Many of you know, I look at a lot of resumes... Tons of them in fact.

One of the stranger things I've seen in India is the almost obsessive use of the Hobby field. I feel as if this field has fallen out of favor in the US - you seldom see it used on a resume, and if you do it is full of safety hobbies like travel, running and other impressive feats of endurance or brainpower. I once accepted a renter with a questionable credit history because he showed up to the meeting fresh from coaching Little League... As he set aside the batting order and brushed the dust from his hands I thought "How bad could he be?" Bad apparently... I'm still waiting for Octobers rent check to arrive.

But I digress. This Hobbies category confuses me. With so few acceptable answers, I wonder - are people hiding their hobbies? After all, can you really see yourself hiring someone who lists Dungeons & Dragons, Fire Breathing or Star Trek on their CV?

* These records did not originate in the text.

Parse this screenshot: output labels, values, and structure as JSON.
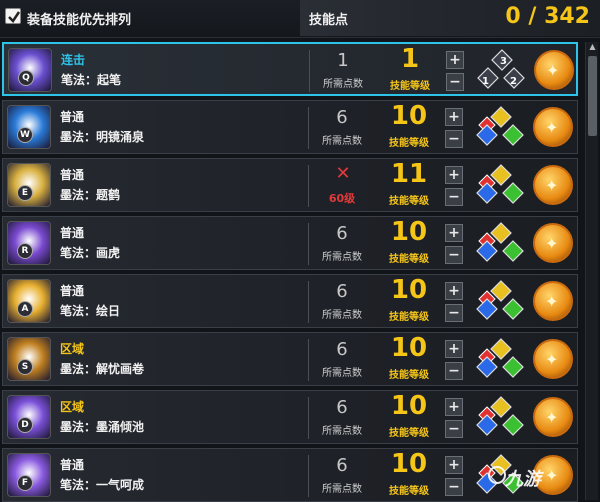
{
  "header": {
    "sort_label": "装备技能优先排列",
    "sort_checked": true,
    "skill_points_label": "技能点",
    "skill_points_value": "0 / 342"
  },
  "labels": {
    "cost_label": "所需点数",
    "level_label": "技能等级",
    "plus": "+",
    "minus": "−"
  },
  "skills": [
    {
      "key": "Q",
      "type": "连击",
      "type_color": "cyan",
      "name": "笔法：起笔",
      "cost": "1",
      "level": "1",
      "selected": true,
      "icon_color": "#6a4fd0",
      "gem_numbers": [
        "3",
        "1",
        "2"
      ]
    },
    {
      "key": "W",
      "type": "普通",
      "type_color": "white",
      "name": "墨法：明镜涌泉",
      "cost": "6",
      "level": "10",
      "selected": false,
      "icon_color": "#2a7ad8"
    },
    {
      "key": "E",
      "type": "普通",
      "type_color": "white",
      "name": "墨法：题鹤",
      "cost": "",
      "lock_text": "60级",
      "level": "11",
      "selected": false,
      "icon_color": "#d8b040"
    },
    {
      "key": "R",
      "type": "普通",
      "type_color": "white",
      "name": "笔法：画虎",
      "cost": "6",
      "level": "10",
      "selected": false,
      "icon_color": "#7a4ad0"
    },
    {
      "key": "A",
      "type": "普通",
      "type_color": "white",
      "name": "笔法：绘日",
      "cost": "6",
      "level": "10",
      "selected": false,
      "icon_color": "#e8b030"
    },
    {
      "key": "S",
      "type": "区域",
      "type_color": "yellow",
      "name": "墨法：解忧画卷",
      "cost": "6",
      "level": "10",
      "selected": false,
      "icon_color": "#c08020"
    },
    {
      "key": "D",
      "type": "区域",
      "type_color": "yellow",
      "name": "墨法：墨涌倾池",
      "cost": "6",
      "level": "10",
      "selected": false,
      "icon_color": "#7a50d8"
    },
    {
      "key": "F",
      "type": "普通",
      "type_color": "white",
      "name": "笔法：一气呵成",
      "cost": "6",
      "level": "10",
      "selected": false,
      "icon_color": "#8a5ae0"
    }
  ],
  "watermark": "九游"
}
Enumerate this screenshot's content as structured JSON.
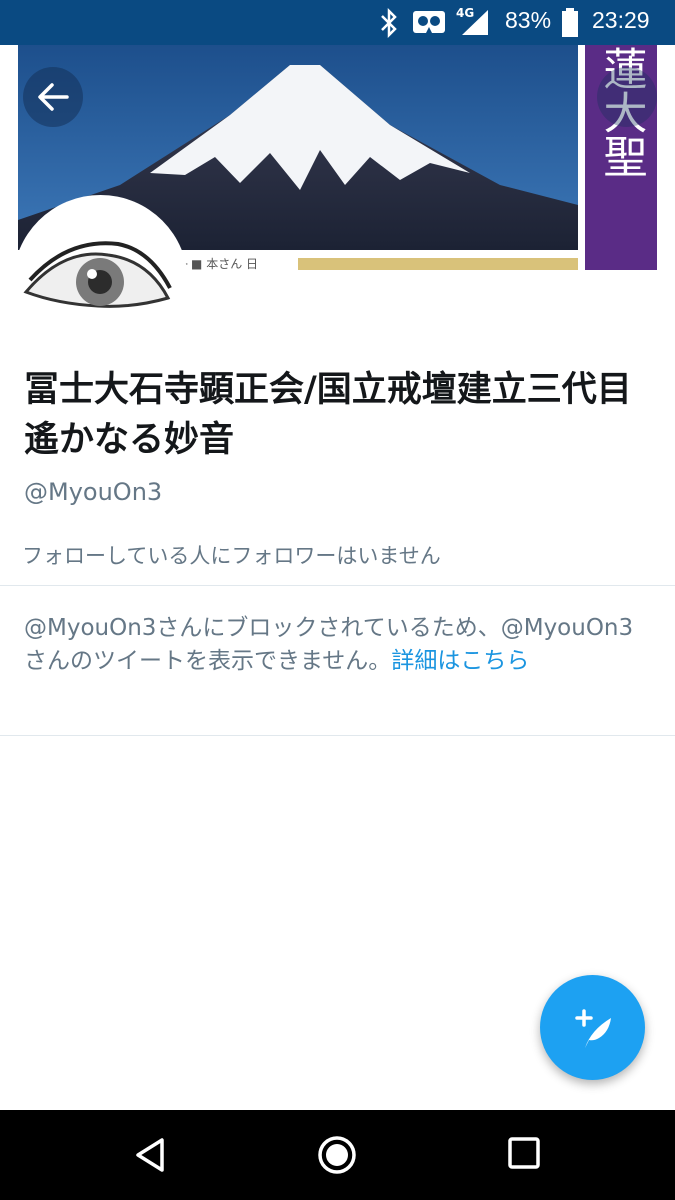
{
  "status_bar": {
    "network": "4G",
    "battery": "83%",
    "time": "23:29",
    "icons": [
      "bluetooth-icon",
      "vr-icon",
      "signal-icon",
      "battery-icon"
    ]
  },
  "banner": {
    "image": "mount-fuji-photo",
    "scroll_text": "日蓮大聖"
  },
  "profile": {
    "display_name": "冨士大石寺顕正会/国立戒壇建立三代目遙かなる妙音",
    "handle": "@MyouOn3",
    "follow_note": "フォローしている人にフォロワーはいません"
  },
  "blocked": {
    "message": "@MyouOn3さんにブロックされているため、@MyouOn3さんのツイートを表示できません。",
    "link": "詳細はこちら"
  },
  "colors": {
    "status_bar": "#0a4a82",
    "accent": "#1da1f2",
    "link": "#1b95e0",
    "secondary_text": "#657786"
  },
  "fab": {
    "icon": "compose-tweet-icon"
  },
  "nav": {
    "buttons": [
      "back-icon",
      "home-icon",
      "recents-icon"
    ]
  }
}
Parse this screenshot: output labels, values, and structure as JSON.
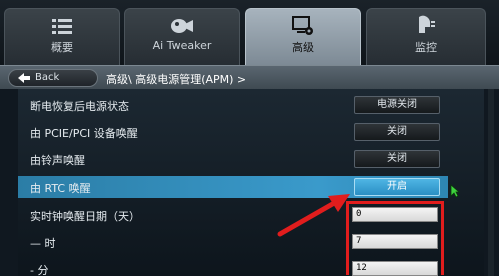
{
  "tabs": [
    {
      "label": "概要",
      "icon": "list-icon"
    },
    {
      "label": "Ai Tweaker",
      "icon": "tweaker-icon"
    },
    {
      "label": "高级",
      "icon": "advanced-icon"
    },
    {
      "label": "监控",
      "icon": "monitor-icon"
    }
  ],
  "breadcrumb": {
    "back_label": "Back",
    "path": "高级\\ 高级电源管理(APM) >"
  },
  "settings": [
    {
      "label": "断电恢复后电源状态",
      "value": "电源关闭",
      "control": "button"
    },
    {
      "label": "由 PCIE/PCI 设备唤醒",
      "value": "关闭",
      "control": "button"
    },
    {
      "label": "由铃声唤醒",
      "value": "关闭",
      "control": "button"
    },
    {
      "label": "由 RTC 唤醒",
      "value": "开启",
      "control": "button",
      "highlighted": true
    },
    {
      "label": "实时钟唤醒日期（天）",
      "value": "0",
      "control": "input"
    },
    {
      "label": "— 时",
      "value": "7",
      "control": "input"
    },
    {
      "label": "- 分",
      "value": "12",
      "control": "input"
    }
  ],
  "colors": {
    "highlight": "#3a9acb",
    "annotation": "#e11d1d"
  }
}
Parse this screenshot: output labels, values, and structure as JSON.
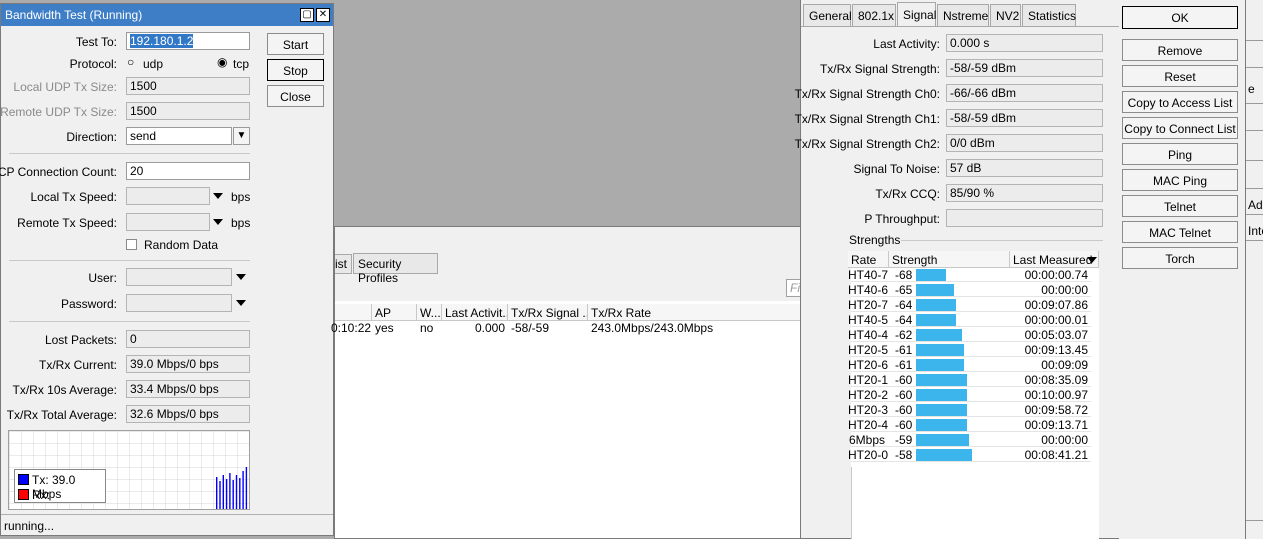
{
  "bw": {
    "title": "Bandwidth Test (Running)",
    "test_to_label": "Test To:",
    "test_to_value": "192.180.1.2",
    "protocol_label": "Protocol:",
    "protocol_udp": "udp",
    "protocol_tcp": "tcp",
    "local_udp_label": "Local UDP Tx Size:",
    "local_udp_value": "1500",
    "remote_udp_label": "Remote UDP Tx Size:",
    "remote_udp_value": "1500",
    "direction_label": "Direction:",
    "direction_value": "send",
    "tcp_count_label": "TCP Connection Count:",
    "tcp_count_value": "20",
    "local_speed_label": "Local Tx Speed:",
    "remote_speed_label": "Remote Tx Speed:",
    "bps": "bps",
    "random_data_label": "Random Data",
    "user_label": "User:",
    "password_label": "Password:",
    "lost_packets_label": "Lost Packets:",
    "lost_packets_value": "0",
    "current_label": "Tx/Rx Current:",
    "current_value": "39.0 Mbps/0 bps",
    "avg10_label": "Tx/Rx 10s Average:",
    "avg10_value": "33.4 Mbps/0 bps",
    "total_label": "Tx/Rx Total Average:",
    "total_value": "32.6 Mbps/0 bps",
    "legend_tx": "Tx:  39.0 Mbps",
    "legend_rx": "Rx:",
    "status": "running...",
    "start": "Start",
    "stop": "Stop",
    "close": "Close",
    "tx_color": "#0000ff",
    "rx_color": "#ff0000"
  },
  "reg": {
    "tab_partial": "ist",
    "tab_security": "Security Profiles",
    "find_placeholder": "Find",
    "cols": [
      "AP",
      "W...",
      "Last Activit...",
      "Tx/Rx Signal ...",
      "Tx/Rx Rate"
    ],
    "row": {
      "uptime": "0:10:22",
      "ap": "yes",
      "w": "no",
      "last_activity": "0.000",
      "signal": "-58/-59",
      "rate": "243.0Mbps/243.0Mbps"
    }
  },
  "sig": {
    "tabs": [
      "General",
      "802.1x",
      "Signal",
      "Nstreme",
      "NV2",
      "Statistics"
    ],
    "fields": [
      {
        "label": "Last Activity:",
        "value": "0.000 s"
      },
      {
        "label": "Tx/Rx Signal Strength:",
        "value": "-58/-59 dBm"
      },
      {
        "label": "Tx/Rx Signal Strength Ch0:",
        "value": "-66/-66 dBm"
      },
      {
        "label": "Tx/Rx Signal Strength Ch1:",
        "value": "-58/-59 dBm"
      },
      {
        "label": "Tx/Rx Signal Strength Ch2:",
        "value": "0/0 dBm"
      },
      {
        "label": "Signal To Noise:",
        "value": "57 dB"
      },
      {
        "label": "Tx/Rx CCQ:",
        "value": "85/90 %"
      },
      {
        "label": "P Throughput:",
        "value": ""
      }
    ],
    "strengths_title": "Strengths",
    "cols": [
      "Rate",
      "Strength",
      "Last Measured"
    ],
    "rows": [
      {
        "rate": "HT40-7",
        "strength": -68,
        "time": "00:00:00.74"
      },
      {
        "rate": "HT40-6",
        "strength": -65,
        "time": "00:00:00"
      },
      {
        "rate": "HT20-7",
        "strength": -64,
        "time": "00:09:07.86"
      },
      {
        "rate": "HT40-5",
        "strength": -64,
        "time": "00:00:00.01"
      },
      {
        "rate": "HT40-4",
        "strength": -62,
        "time": "00:05:03.07"
      },
      {
        "rate": "HT20-5",
        "strength": -61,
        "time": "00:09:13.45"
      },
      {
        "rate": "HT20-6",
        "strength": -61,
        "time": "00:09:09"
      },
      {
        "rate": "HT20-1",
        "strength": -60,
        "time": "00:08:35.09"
      },
      {
        "rate": "HT20-2",
        "strength": -60,
        "time": "00:10:00.97"
      },
      {
        "rate": "HT20-3",
        "strength": -60,
        "time": "00:09:58.72"
      },
      {
        "rate": "HT20-4",
        "strength": -60,
        "time": "00:09:13.71"
      },
      {
        "rate": "6Mbps",
        "strength": -59,
        "time": "00:00:00"
      },
      {
        "rate": "HT20-0",
        "strength": -58,
        "time": "00:08:41.21"
      }
    ],
    "bar_color": "#3bb5ec",
    "buttons": [
      "OK",
      "Remove",
      "Reset",
      "Copy to Access List",
      "Copy to Connect List",
      "Ping",
      "MAC Ping",
      "Telnet",
      "MAC Telnet",
      "Torch"
    ]
  },
  "far": {
    "frag1": "e",
    "frag2": "Addr",
    "frag3": "Inter"
  }
}
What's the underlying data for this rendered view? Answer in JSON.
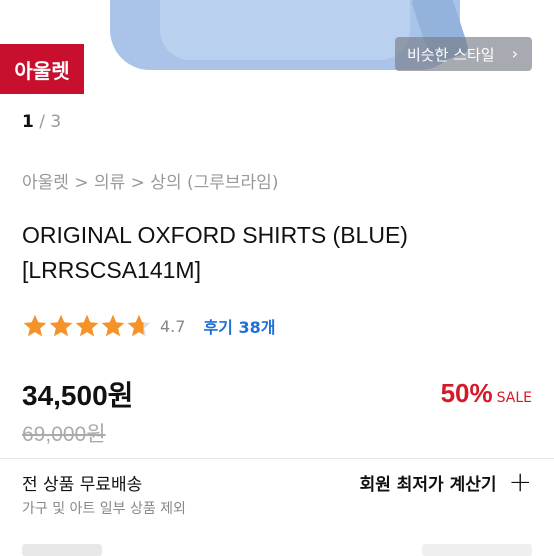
{
  "hero": {
    "badge": "아울렛",
    "similar_style_label": "비슷한 스타일",
    "similar_chevron": "›"
  },
  "pager": {
    "current": "1",
    "separator": " / ",
    "total": "3"
  },
  "breadcrumb": "아울렛 > 의류 > 상의 (그루브라임)",
  "product": {
    "title_line1": "ORIGINAL OXFORD SHIRTS (BLUE)",
    "title_line2": "[LRRSCSA141M]",
    "rating_value": "4.7",
    "rating_stars": 4.7,
    "reviews_label": "후기 38개",
    "price": "34,500원",
    "original_price": "69,000원",
    "discount_pct": "50%",
    "discount_label": "SALE"
  },
  "shipping": {
    "title": "전 상품 무료배송",
    "subtitle": "가구 및 아트 일부 상품 제외",
    "calc_label": "회원 최저가 계산기",
    "calc_icon": "plus-icon"
  },
  "colors": {
    "badge_red": "#c8102e",
    "sale_red": "#d41a2a",
    "star_orange": "#f5932a",
    "link_blue": "#1e6fd9"
  }
}
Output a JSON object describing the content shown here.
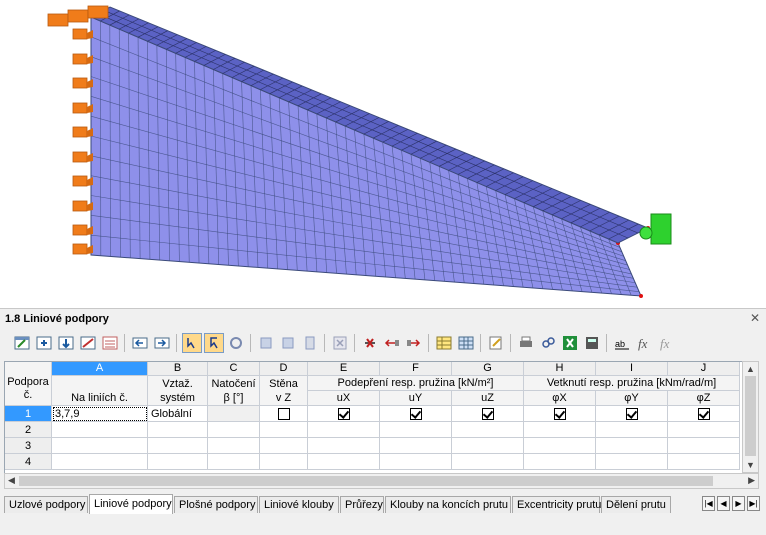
{
  "panel": {
    "title": "1.8 Liniové podpory",
    "close_icon": "close-icon"
  },
  "toolbar": {
    "icons": [
      "table-edit-icon",
      "insert-row-icon",
      "delete-row-icon",
      "clear-table-icon",
      "view-icon",
      "previous-table-icon",
      "next-table-icon",
      "select-icon",
      "select-multiple-icon",
      "refresh-icon",
      "jump-to-icon",
      "filter-icon",
      "graphics-icon",
      "delete-icon",
      "import-icon",
      "export-icon",
      "table-settings-icon",
      "column-settings-icon",
      "edit-icon",
      "table-view-icon",
      "formula-icon",
      "excel-icon",
      "calculator-icon",
      "text-ab-icon",
      "function-icon",
      "delete-function-icon"
    ]
  },
  "table": {
    "corner": {
      "line1": "Podpora",
      "line2": "č."
    },
    "columns": [
      {
        "letter": "A",
        "line1": "",
        "line2": "Na liniích č."
      },
      {
        "letter": "B",
        "line1": "Vztaž.",
        "line2": "systém"
      },
      {
        "letter": "C",
        "line1": "Natočení",
        "line2": "β [°]"
      },
      {
        "letter": "D",
        "line1": "Stěna",
        "line2": "v Z"
      },
      {
        "letter": "E",
        "line1": "",
        "line2": "uX"
      },
      {
        "letter": "F",
        "line1": "",
        "line2": "uY"
      },
      {
        "letter": "G",
        "line1": "",
        "line2": "uZ"
      },
      {
        "letter": "H",
        "line1": "",
        "line2": "φX"
      },
      {
        "letter": "I",
        "line1": "",
        "line2": "φY"
      },
      {
        "letter": "J",
        "line1": "",
        "line2": "φZ"
      }
    ],
    "group_headers": {
      "support": "Podepření resp. pružina [kN/m²]",
      "restraint": "Vetknutí resp. pružina [kNm/rad/m]"
    },
    "rows": [
      {
        "no": "1",
        "lines": "3,7,9",
        "system": "Globální",
        "rotation": "",
        "wall": false,
        "ux": true,
        "uy": true,
        "uz": true,
        "phx": true,
        "phy": true,
        "phz": true
      },
      {
        "no": "2",
        "lines": "",
        "system": "",
        "rotation": "",
        "wall": null,
        "ux": null,
        "uy": null,
        "uz": null,
        "phx": null,
        "phy": null,
        "phz": null
      },
      {
        "no": "3",
        "lines": "",
        "system": "",
        "rotation": "",
        "wall": null,
        "ux": null,
        "uy": null,
        "uz": null,
        "phx": null,
        "phy": null,
        "phz": null
      },
      {
        "no": "4",
        "lines": "",
        "system": "",
        "rotation": "",
        "wall": null,
        "ux": null,
        "uy": null,
        "uz": null,
        "phx": null,
        "phy": null,
        "phz": null
      }
    ]
  },
  "tabs": [
    {
      "label": "Uzlové podpory",
      "active": false
    },
    {
      "label": "Liniové podpory",
      "active": true
    },
    {
      "label": "Plošné podpory",
      "active": false
    },
    {
      "label": "Liniové klouby",
      "active": false
    },
    {
      "label": "Průřezy",
      "active": false
    },
    {
      "label": "Klouby na koncích prutu",
      "active": false
    },
    {
      "label": "Excentricity prutu",
      "active": false
    },
    {
      "label": "Dělení prutu",
      "active": false
    }
  ],
  "colors": {
    "mesh_fill": "#8e90ea",
    "mesh_line": "#3b4a7a",
    "support_orange": "#f07c1a",
    "support_green": "#2ed12e",
    "selection": "#3399ff"
  }
}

Suzy, you look great. You're just the sort of candidate we need to great our customers as they enter the building...

Whats that? Can you wear your foam Spock ears?

In the US, we've received the Hobby memo - hide them all. Be ashamed of anything other than 5 safety hobbies. And yet - here in India - folks continue to list their hobbies without the least bit of shame. Take these that came across my desk recently (edited & summarized)

  1. Reading newspaper, magazines.
  2. Interacting with new people.
  3. Always greedy to learn

I have a great lust for latest electronic gadgets including the mobile phones.

In my free time I like reading wikipedia encyclopedia.

Collating wares software.

Devotion to the execution of responsibilities are my hobbies

Encouraging Junior to play the Synthesizer. Initially I taught him to play the National Anthem (after an hour of effort on my part, to play it correctly). He learnt it in less than 10 minutes. Now, he tries to teach me the tunes he has learnt on his own

Applying Reverse Engineering to things around me

Being a winner in Quake III Arena in ZETA ’05

*Netsurfing is by far the number one hobby on resumes in India. Strange really - seems to me it would indicate a strong likelihood to not work once hired.

So there you have it - just one of those quirky little cross cultural differences I guess. I wonder how long it will take for India to get the memo.

I suspect by the time I leave I'll be working with a bunch of Triathlete, bookworms who are actively involved with Habitat for Humanity.


kaushik said...

The best one i've ver got ...

Hobbies : As stated above

and above was work experience... the guy was serious methinks...

By the way, was really looking forward to a diwali post ... let the readers down...

shelmes said...

Kaushik -

Promise Diwali post. I thought me driving would hold you over!

chandni said...


I am so going to make edits in my CV ;)

Wanderer said...

i love your blog been reading it for a while and the funny thing is that you and I have posted the same stories a couple of times

Yellow Monk said...

haha.. I get a lot with -

The bold heading on top - BIO-DATA

And the extended "PERSONAL DETAILS" section with
Father's name:
Mother's name:
Marital Status:
I mean what!?- "Thanks, will get back when I have a daughter of marriageable age (NOT)!"

Cultural differences. Rightly put. Nice blog.

Anonymous said...

Nice post.

I don't think I've mentioned hobbies in my US resumes.

Do you think having a list of hobbies helps or hurts the applicants? Do you think worse of those who list "netsurfing" as a hobby?

Jeanne Heydecker said...

Word. Copywriters have very interesting things on theirs. I had one the other day that said "posting my poetry to Orkut, reading classic literature as John Grisham, Erich Segal and Danielle Steele, I like American music like the Beatles, Michael Jackson and Shakira."


Pregnant Pause! said...

Heh. Even with appreciation of supposedly loaded American hobbies (of endurance and "brain"power), perception of people is misplaced (as clear from the failure to pay up the October rent check ).

At least this Indian practice gives you some avenue to discard some of the candidates based on the "redundant information/ show of stupidity criteria" apart from letting you fret on your usual condescending way.

We Indians are really too tolerant.